Facebook tests cloud gaming waters with $78 million acquisition of Madrid-based company PlayGiga
- Facebook made its first-ever cloud gaming acquisition by purchasing PlayGiga
- It’s unclear what Facebook’s plans are and if it will launch its own service
- PlayGiga hosts 300 games for customers in Argentina, Chile and Spain
Facebook will make its first foray into the world of cloud gaming after purchasing Madrid-based upstart PlayGiga.
As reported by CNBC, Facebook confirmed its $78 million acquisition of PlayGiga, a European cloud gaming company that serves customers in Italy, Argentina, Chile, and Spain, and has plans to expand to Sweden, Austria, the Netherlands and Guatemala.
The service already boasts a fairly formidable list of 300 titles and does not offer direct-to-consumer services for individuals, but in its own words, allows ‘telcos, publishers and media companies to add gaming as a service to their digital service portfolio.’
‘We’re thrilled to welcome @PlayGigaOficial to the Facebook Gaming team,’ tweeted Facebook from its gaming account. ‘We’ll decline further c☁️mment for now.’
What’s unclear is what exactly Facebook plans to do with its newest cloud gaming arm.
It’s possible that it may retain PlayGiga and continue to grow the business across the European market, but it’s also possible Facebook could use the company to launch its own company-branded service.
If the latter is true, Facebook will enter an increasingly competitive field for cloud-based gaming that includes some of the biggest names in tech.
In addition to Google’s recently launched Stadia service, both Microsoft and Sony – two of the biggest names in more traditional console gaming – are also gearing up to release their own cloud-gaming services.

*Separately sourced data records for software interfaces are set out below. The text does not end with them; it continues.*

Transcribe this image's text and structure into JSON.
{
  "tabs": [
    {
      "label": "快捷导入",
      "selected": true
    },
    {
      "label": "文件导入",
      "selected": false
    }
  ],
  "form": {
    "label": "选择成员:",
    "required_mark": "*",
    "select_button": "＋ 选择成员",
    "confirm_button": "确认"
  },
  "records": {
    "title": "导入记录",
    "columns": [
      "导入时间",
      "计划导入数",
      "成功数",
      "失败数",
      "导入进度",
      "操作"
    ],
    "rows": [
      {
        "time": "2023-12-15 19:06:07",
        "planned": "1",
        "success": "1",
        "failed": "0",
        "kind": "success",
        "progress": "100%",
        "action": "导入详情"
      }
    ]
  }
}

In a surprise twist, Microsoft and Sony also partnered together in May to help develop cloud-gaming technology and compete with the likes of Google and Amazon.
Microsoft’s xCloud is currently in beta phase where early users can play 50 games in total.
Facebook would have plenty of competition on the cloud gaming space, including Google, Amazon, Microsoft and Sony
Additionally, Amazon will reportedly throw its hat into the cloud gaming ring by 2020 in a bid to challenge competitors like Google.
While Amazon hasn’t formally announced its intentions, CNET recently corroborated rumors, providing evidence of the initiative via job listings for a ‘new initiative’ within Amazon’s cloud computing branch.
CNET reports that Amazon also eventually plans to integrate its new service with Twitch, the Amazon-owned platform through which gamers are able to stream themselves playing their respective games.